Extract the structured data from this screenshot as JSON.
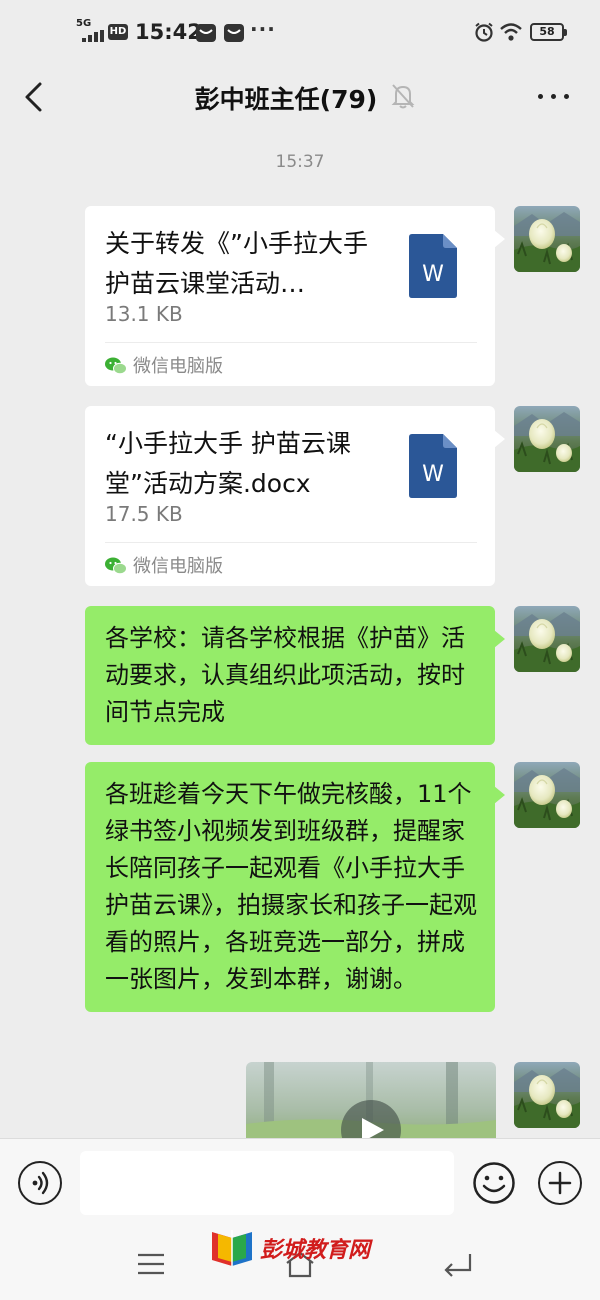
{
  "status_bar": {
    "network": "5G",
    "hd": "HD",
    "time": "15:42",
    "more": "···",
    "battery": "58"
  },
  "header": {
    "title": "彭中班主任(79)"
  },
  "chat": {
    "timestamp": "15:37",
    "messages": [
      {
        "type": "file",
        "name": "关于转发《”小手拉大手 护苗云课堂活动…",
        "size": "13.1 KB",
        "source": "微信电脑版",
        "icon_letter": "W"
      },
      {
        "type": "file",
        "name": "“小手拉大手 护苗云课堂”活动方案.docx",
        "size": "17.5 KB",
        "source": "微信电脑版",
        "icon_letter": "W"
      },
      {
        "type": "text",
        "text": "各学校：请各学校根据《护苗》活动要求，认真组织此项活动，按时间节点完成"
      },
      {
        "type": "text",
        "text": "各班趁着今天下午做完核酸，11个绿书签小视频发到班级群，提醒家长陪同孩子一起观看《小手拉大手 护苗云课》，拍摄家长和孩子一起观看的照片，各班竞选一部分，拼成一张图片，发到本群，谢谢。"
      },
      {
        "type": "video"
      }
    ]
  },
  "watermark": {
    "text": "彭城教育网"
  },
  "colors": {
    "background": "#ededed",
    "bubble_green": "#95ec69",
    "word_blue": "#2b5797",
    "watermark_red": "#d11c1c"
  },
  "icons": {
    "back": "chevron-left-icon",
    "mute": "bell-off-icon",
    "more": "ellipsis-icon",
    "voice": "voice-icon",
    "emoji": "smiley-icon",
    "plus": "plus-icon",
    "wechat": "wechat-icon"
  }
}
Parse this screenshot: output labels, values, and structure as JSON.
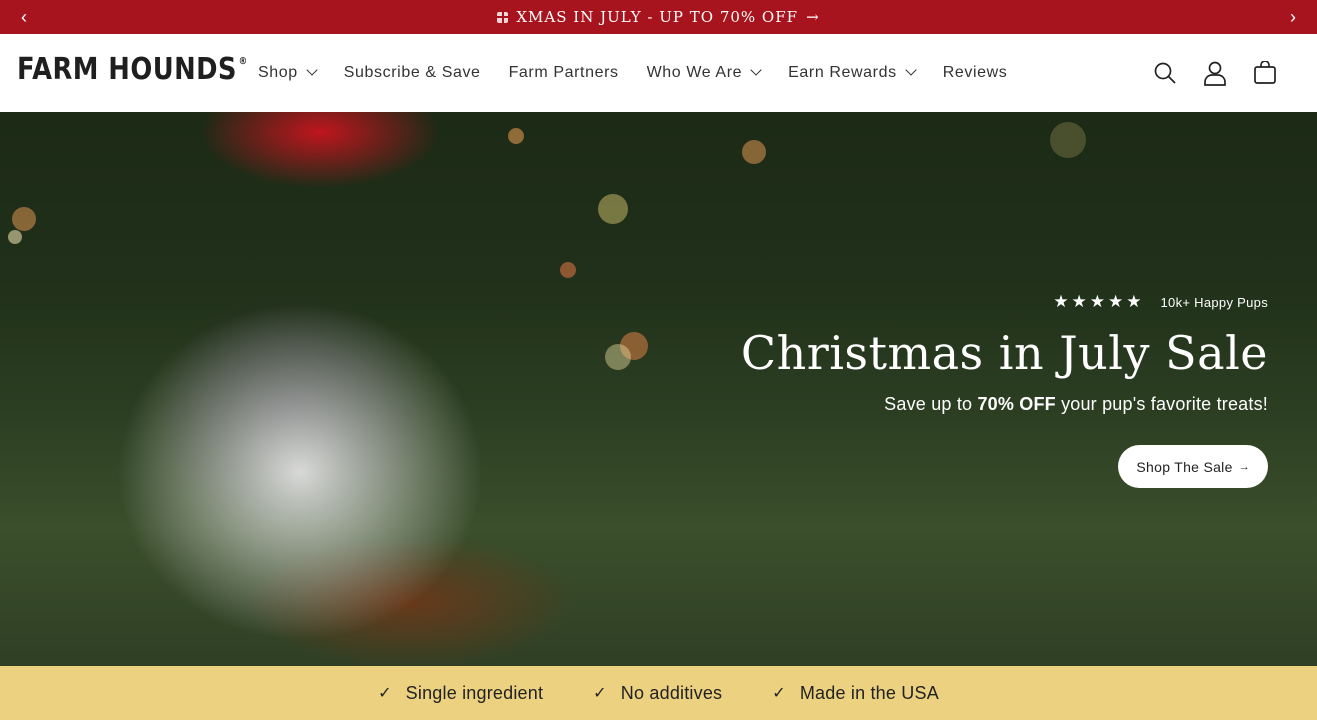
{
  "announcement": {
    "text": "XMAS IN JULY - UP TO 70% OFF",
    "arrow": "→",
    "prev": "‹",
    "next": "›"
  },
  "header": {
    "logo": "FARM HOUNDS",
    "logo_mark": "®",
    "nav": [
      {
        "label": "Shop",
        "dropdown": true
      },
      {
        "label": "Subscribe & Save",
        "dropdown": false
      },
      {
        "label": "Farm Partners",
        "dropdown": false
      },
      {
        "label": "Who We Are",
        "dropdown": true
      },
      {
        "label": "Earn Rewards",
        "dropdown": true
      },
      {
        "label": "Reviews",
        "dropdown": false
      }
    ],
    "icons": [
      "search-icon",
      "account-icon",
      "cart-icon"
    ]
  },
  "hero": {
    "stars": "★★★★★",
    "rating_text": "10k+ Happy Pups",
    "title": "Christmas in July Sale",
    "subtitle_pre": "Save up to",
    "subtitle_bold": "70% OFF",
    "subtitle_post": "your pup's favorite treats!",
    "cta_label": "Shop The Sale",
    "cta_arrow": "→"
  },
  "features": [
    {
      "check": "✓",
      "label": "Single ingredient"
    },
    {
      "check": "✓",
      "label": "No additives"
    },
    {
      "check": "✓",
      "label": "Made in the USA"
    }
  ],
  "colors": {
    "announcement_bg": "#a8141d",
    "features_bg": "#ecd280",
    "text_dark": "#1f1f1f"
  }
}
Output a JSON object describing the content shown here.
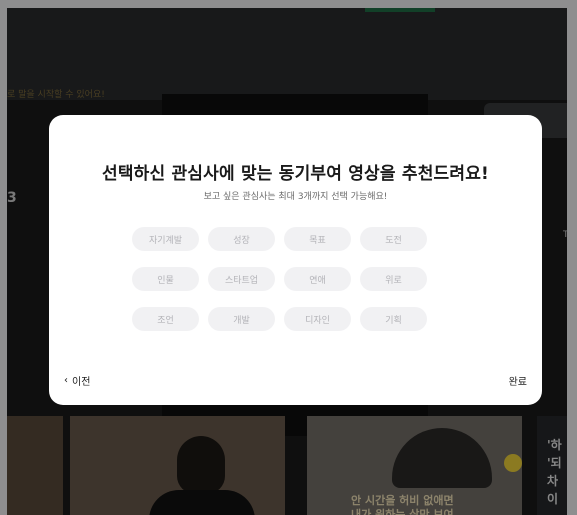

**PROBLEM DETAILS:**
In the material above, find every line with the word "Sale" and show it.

**SOLUTION FOR THIS EXERCISE:**
    "title": "Christmas in July Sale",
    "cta_label": "Shop The Sale",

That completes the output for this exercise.